A Question of Geography
I promised a few weeks ago that I'd write more about the Davidson Fellows, the decorated group of 17 young men and women who will be awarded $10,000-$50,000 scholarships in Washington DC in late September. I still hope to connect individually with some of them in the next few weeks, but in the meantime, hunting through the $50,000 winners' bios, I noticed an interesting theme.
Raw talent can happen anywhere. But geography plays an important role in turning that talent into achievement.
I noted, for instance, that Davidson Fellow Laureate Katherine Orazem, a young writer, comes from Ames, Iowa. This is a small Iowa town, but not just any small Iowa town. It's also the home of Iowa State University. University communities have certain features that make them more welcoming for gifted young people than other places. For starters, professors at major research universities are smart people who often have smart kids. Having a concentration of smart kids increases the chances that the school district will choose to cluster and challenge them. That doesn't happen everywhere, as I've often written about my home of South Bend, IN (home to the University of Notre Dame and some awful secondary schools). But the odds are on your side.
In addition, the universities themselves offer resources that curious kids can take advantage of. You can audit classes (or enroll for credit). You can find mentors in the form of graduate students and professors. If your talents lie in scientific pursuits, you can possibly gain access to lab equipment that no secondary school will ever be able to purchase.
You don't have to live in a university town to succeed, of course. There are tales of previous Davidson Fellows traveling multiple hours several times per week to do lab work at far away universities. This requires parents who are particularly motivated to commute, or who have the time to do so. This is extremely tough to pull off in a two-income family, which is why it's easier to live in a university town in the first place.
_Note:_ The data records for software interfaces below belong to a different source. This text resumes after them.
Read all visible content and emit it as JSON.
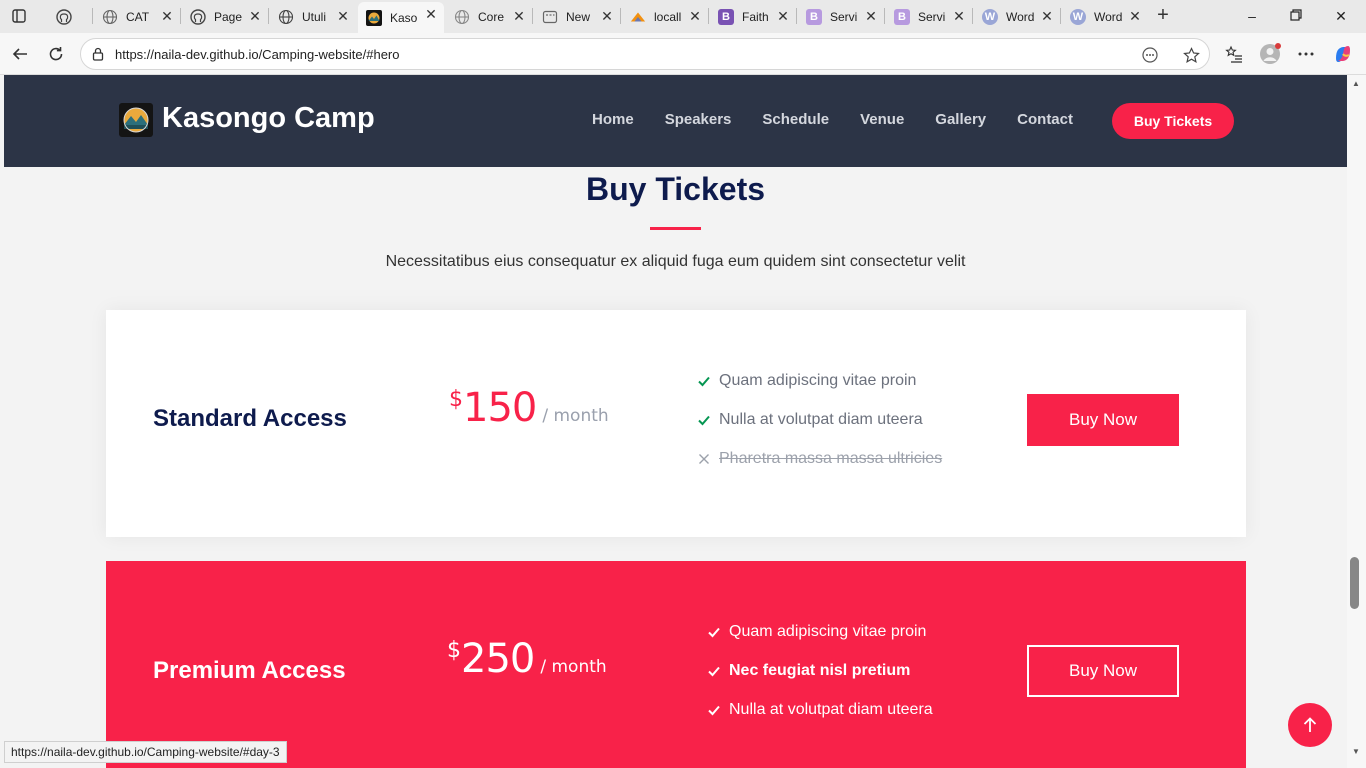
{
  "browser": {
    "tabs": [
      {
        "title": "",
        "icon": "github-icon",
        "color": "#444444"
      },
      {
        "title": "CAT",
        "icon": "globe-icon",
        "color": "#666666"
      },
      {
        "title": "Page",
        "icon": "github-icon",
        "color": "#444444"
      },
      {
        "title": "Utuli",
        "icon": "globe-icon",
        "color": "#444444"
      },
      {
        "title": "Kaso",
        "icon": "camp-logo-icon",
        "color": "#141414",
        "active": true
      },
      {
        "title": "Core",
        "icon": "globe-icon",
        "color": "#888888"
      },
      {
        "title": "New",
        "icon": "newtab-icon",
        "color": "#666666"
      },
      {
        "title": "locall",
        "icon": "phpmyadmin-icon",
        "color": "#f29111"
      },
      {
        "title": "Faith",
        "icon": "bootstrap-icon",
        "color": "#7952b3",
        "glyph": "B"
      },
      {
        "title": "Servi",
        "icon": "bootstrap-icon",
        "color": "#b79adf",
        "glyph": "B"
      },
      {
        "title": "Servi",
        "icon": "bootstrap-icon",
        "color": "#b79adf",
        "glyph": "B"
      },
      {
        "title": "Word",
        "icon": "wordpress-icon",
        "color": "#9aa6d6",
        "glyph": "W"
      },
      {
        "title": "Word",
        "icon": "wordpress-icon",
        "color": "#9aa6d6",
        "glyph": "W"
      }
    ],
    "url": "https://naila-dev.github.io/Camping-website/#hero",
    "status_url": "https://naila-dev.github.io/Camping-website/#day-3"
  },
  "site": {
    "brand": "Kasongo Camp",
    "nav": [
      "Home",
      "Speakers",
      "Schedule",
      "Venue",
      "Gallery",
      "Contact"
    ],
    "cta": "Buy Tickets",
    "accent_color": "#f82249",
    "header_color": "#2c3446"
  },
  "tickets": {
    "title": "Buy Tickets",
    "subtitle": "Necessitatibus eius consequatur ex aliquid fuga eum quidem sint consectetur velit",
    "standard": {
      "name": "Standard Access",
      "currency": "$",
      "price": "150",
      "period": "/ month",
      "features": [
        {
          "text": "Quam adipiscing vitae proin",
          "included": true
        },
        {
          "text": "Nulla at volutpat diam uteera",
          "included": true
        },
        {
          "text": "Pharetra massa massa ultricies",
          "included": false
        }
      ],
      "button": "Buy Now"
    },
    "premium": {
      "name": "Premium Access",
      "currency": "$",
      "price": "250",
      "period": "/ month",
      "features": [
        {
          "text": "Quam adipiscing vitae proin",
          "included": true
        },
        {
          "text": "Nec feugiat nisl pretium",
          "included": true,
          "bold": true
        },
        {
          "text": "Nulla at volutpat diam uteera",
          "included": true
        }
      ],
      "button": "Buy Now"
    }
  }
}
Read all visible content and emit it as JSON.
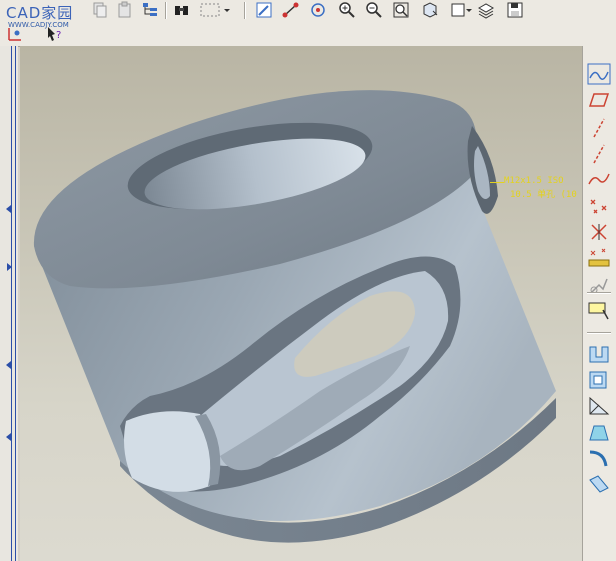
{
  "logo": {
    "main": "CAD家园",
    "url": "WWW.CADJY.COM"
  },
  "toolbar": {
    "icons": [
      "copy-icon",
      "paste-icon",
      "tree-icon",
      "binoculars-icon",
      "select-box-icon",
      "sketch-icon",
      "datum-icon",
      "spin-icon",
      "zoom-in-icon",
      "zoom-out-icon",
      "zoom-fit-icon",
      "view-icon",
      "saved-view-icon",
      "layers-icon",
      "save-icon"
    ]
  },
  "annotation": {
    "line1": "M12x1.5 ISO",
    "line2": "10.5 单孔 (10"
  },
  "colors": {
    "viewport_top": "#b9b5a4",
    "viewport_bottom": "#dcdad0",
    "model": "#9aa7b3",
    "annotation": "#e3d21f"
  }
}
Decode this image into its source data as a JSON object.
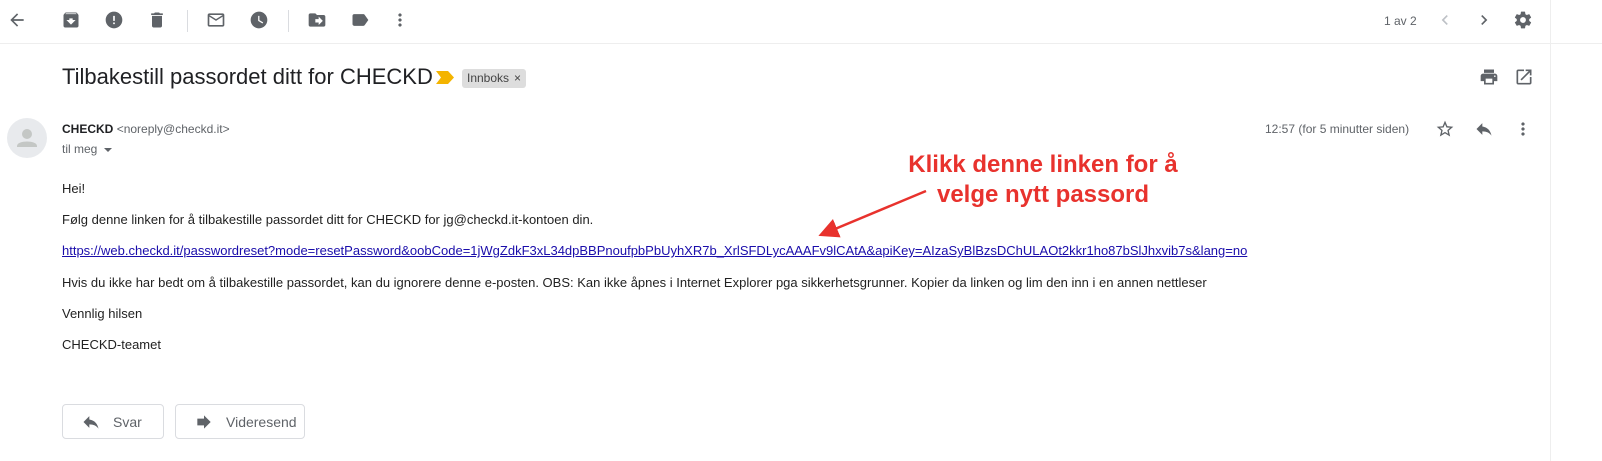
{
  "toolbar": {
    "icons": [
      "back-arrow-icon",
      "archive-icon",
      "report-spam-icon",
      "delete-icon",
      "mark-unread-icon",
      "snooze-icon",
      "move-to-icon",
      "label-icon",
      "more-vert-icon"
    ],
    "pager": "1 av 2",
    "right_icons": [
      "chevron-left-icon",
      "chevron-right-icon",
      "settings-gear-icon"
    ]
  },
  "email": {
    "subject": "Tilbakestill passordet ditt for CHECKD",
    "label": "Innboks",
    "label_close": "×",
    "sender_name": "CHECKD",
    "sender_email": "<noreply@checkd.it>",
    "recipient": "til meg",
    "timestamp": "12:57 (for 5 minutter siden)",
    "body": {
      "greeting": "Hei!",
      "instruction": "Følg denne linken for å tilbakestille passordet ditt for CHECKD for jg@checkd.it-kontoen din.",
      "link": "https://web.checkd.it/passwordreset?mode=resetPassword&oobCode=1jWgZdkF3xL34dpBBPnoufpbPbUyhXR7b_XrlSFDLycAAAFv9lCAtA&apiKey=AIzaSyBlBzsDChULAOt2kkr1ho87bSlJhxvib7s&lang=no",
      "notice": "Hvis du ikke har bedt om å tilbakestille passordet, kan du ignorere denne e-posten. OBS: Kan ikke åpnes i Internet Explorer pga sikkerhetsgrunner. Kopier da linken og lim den inn i en annen nettleser",
      "closing": "Vennlig hilsen",
      "signature": "CHECKD-teamet"
    }
  },
  "annotation": {
    "line1": "Klikk denne linken for å",
    "line2": "velge nytt passord",
    "color": "#e8322d"
  },
  "actions": {
    "reply_label": "Svar",
    "forward_label": "Videresend"
  },
  "colors": {
    "link": "#1a0dab",
    "importance_marker": "#f4b400",
    "icon_gray": "#5f6368"
  }
}
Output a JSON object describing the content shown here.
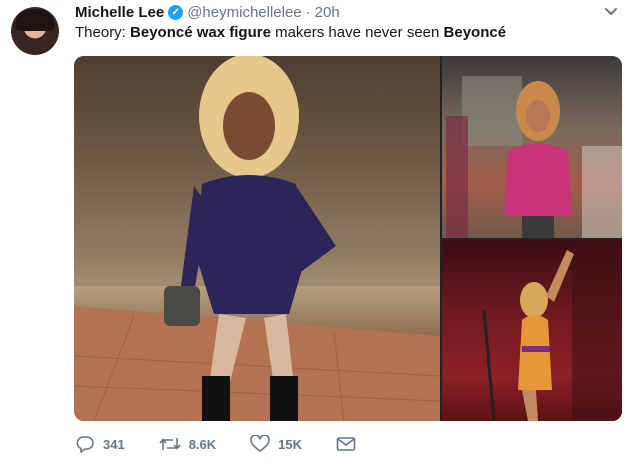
{
  "tweet": {
    "name": "Michelle Lee",
    "handle": "@heymichellelee",
    "separator": "·",
    "time": "20h",
    "text_parts": [
      {
        "text": "Theory: ",
        "bold": false
      },
      {
        "text": "Beyoncé wax figure",
        "bold": true
      },
      {
        "text": " makers have never seen ",
        "bold": false
      },
      {
        "text": "Beyoncé",
        "bold": true
      }
    ]
  },
  "media": {
    "images": [
      {
        "name": "main-photo"
      },
      {
        "name": "top-right-photo"
      },
      {
        "name": "bottom-right-photo"
      }
    ]
  },
  "actions": {
    "replies": "341",
    "retweets": "8.6K",
    "likes": "15K"
  },
  "colors": {
    "verified": "#1da1f2",
    "muted": "#657786",
    "text": "#14171a"
  },
  "icons": [
    "avatar",
    "verified-badge-icon",
    "chevron-down-icon",
    "reply-icon",
    "retweet-icon",
    "like-icon",
    "direct-message-icon"
  ]
}
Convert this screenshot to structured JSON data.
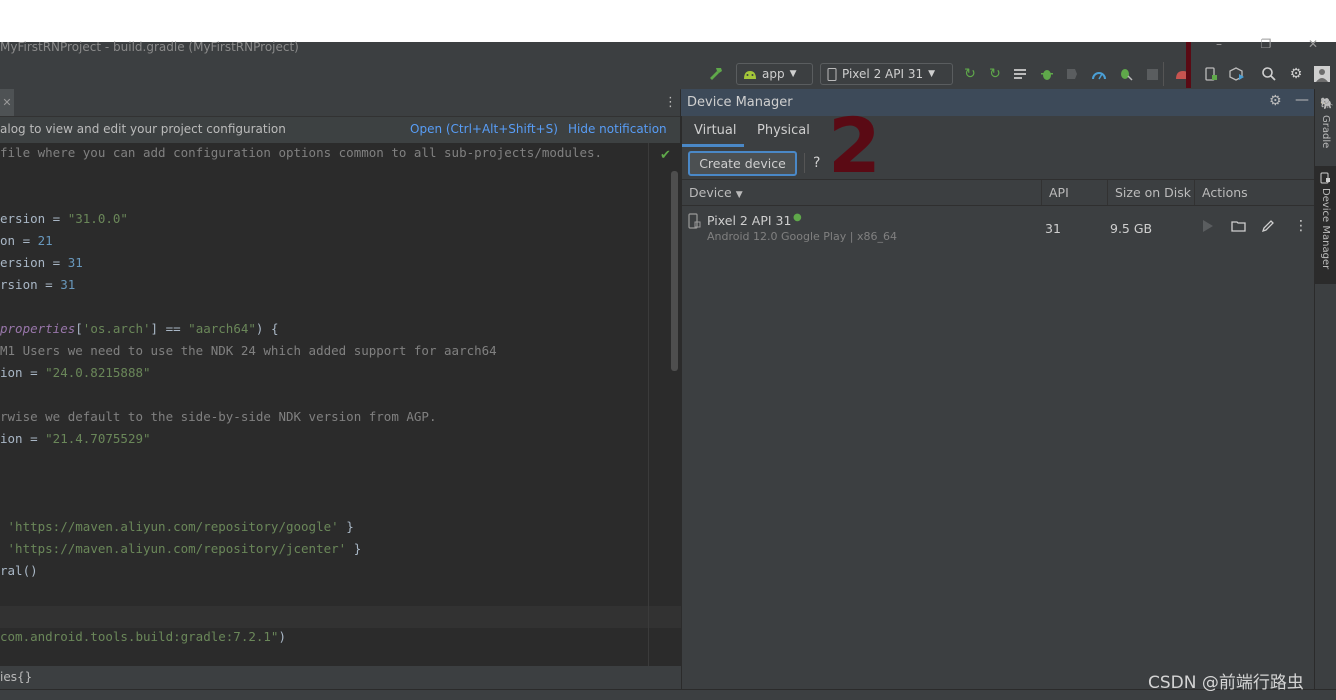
{
  "window": {
    "title": "MyFirstRNProject - build.gradle (MyFirstRNProject)",
    "minimize": "–",
    "restore": "❐",
    "close": "✕"
  },
  "toolbar": {
    "config_selector": "app",
    "device_selector": "Pixel 2 API 31"
  },
  "notification": {
    "text": "alog to view and edit your project configuration",
    "open_link": "Open (Ctrl+Alt+Shift+S)",
    "hide_link": "Hide notification"
  },
  "editor": {
    "lines": [
      [
        [
          "cmt",
          "file where you can add configuration options common to all sub-projects/modules."
        ]
      ],
      [],
      [],
      [
        [
          "p",
          "ersion = "
        ],
        [
          "str",
          "\"31.0.0\""
        ]
      ],
      [
        [
          "p",
          "on = "
        ],
        [
          "num",
          "21"
        ]
      ],
      [
        [
          "p",
          "ersion = "
        ],
        [
          "num",
          "31"
        ]
      ],
      [
        [
          "p",
          "rsion = "
        ],
        [
          "num",
          "31"
        ]
      ],
      [],
      [
        [
          "prop",
          "properties"
        ],
        [
          "p",
          "["
        ],
        [
          "str",
          "'os.arch'"
        ],
        [
          "p",
          "] == "
        ],
        [
          "str",
          "\"aarch64\""
        ],
        [
          "p",
          ") {"
        ]
      ],
      [
        [
          "cmt",
          "M1 Users we need to use the NDK 24 which added support for aarch64"
        ]
      ],
      [
        [
          "p",
          "ion = "
        ],
        [
          "str",
          "\"24.0.8215888\""
        ]
      ],
      [],
      [
        [
          "cmt",
          "rwise we default to the side-by-side NDK version from AGP."
        ]
      ],
      [
        [
          "p",
          "ion = "
        ],
        [
          "str",
          "\"21.4.7075529\""
        ]
      ],
      [],
      [],
      [],
      [
        [
          "p",
          " "
        ],
        [
          "str",
          "'https://maven.aliyun.com/repository/google'"
        ],
        [
          "p",
          " }"
        ]
      ],
      [
        [
          "p",
          " "
        ],
        [
          "str",
          "'https://maven.aliyun.com/repository/jcenter'"
        ],
        [
          "p",
          " }"
        ]
      ],
      [
        [
          "p",
          "ral()"
        ]
      ],
      [],
      [],
      [
        [
          "str",
          "com.android.tools.build:gradle:7.2.1\""
        ],
        [
          "p",
          ")"
        ]
      ]
    ],
    "breadcrumb": "ies{}"
  },
  "device_manager": {
    "title": "Device Manager",
    "tabs": [
      "Virtual",
      "Physical"
    ],
    "create_button": "Create device",
    "help": "?",
    "annotation_number": "2",
    "columns": [
      "Device",
      "API",
      "Size on Disk",
      "Actions"
    ],
    "devices": [
      {
        "name": "Pixel 2 API 31",
        "details": "Android 12.0 Google Play | x86_64",
        "api": "31",
        "size": "9.5 GB"
      }
    ]
  },
  "sidebar": {
    "gradle": "Gradle",
    "device_manager": "Device Manager"
  },
  "watermark": "CSDN @前端行路虫",
  "colors": {
    "accent_link": "#589df6",
    "string": "#6a8759",
    "number": "#6897bb",
    "comment": "#808080",
    "android_green": "#a4c639",
    "annotation": "#5a0a14"
  }
}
So Yale Fan, winner of a $50,000 prize for technology, lives in Beaverton, Oregon (close enough to Portland State University to do research there). Alexandra Courtis, another young scientist, is from Davis, California. Madhavi Gavini, whose work combines medicine and science, is from Starkville, Mississippi, home of Mississippi State University. The lone musician of the group, Todd Kramer, lives in Port Jefferson, NY, which is on Long Island. While Port Jefferson is not a university town, it is the final stop on a branch line of the Long Island Railroad. I don't know if Kramer took the train or his parents drove him into Manhattan, but Penn Station is just a 5-10 minute subway ride south of the Juilliard school, where he studied.
In other words, geography matters. A child with much musical potential born in rural West Virginia will have a difficult time finding teachers and mentors to nurture that talent. While we all love the story of a diamond in the rough, even these gems must be cut and polished in order to shine. Some locations do a much better job of cutting and polishing than others.
I'm not sure what is to be done about this. If all teachers were trained in identifying gifted children, and all schools had partnerships with the nearest major universities, and all states had residential schools for gifted high schoolers, maybe geography wouldn't be so crucial. But for now, it is.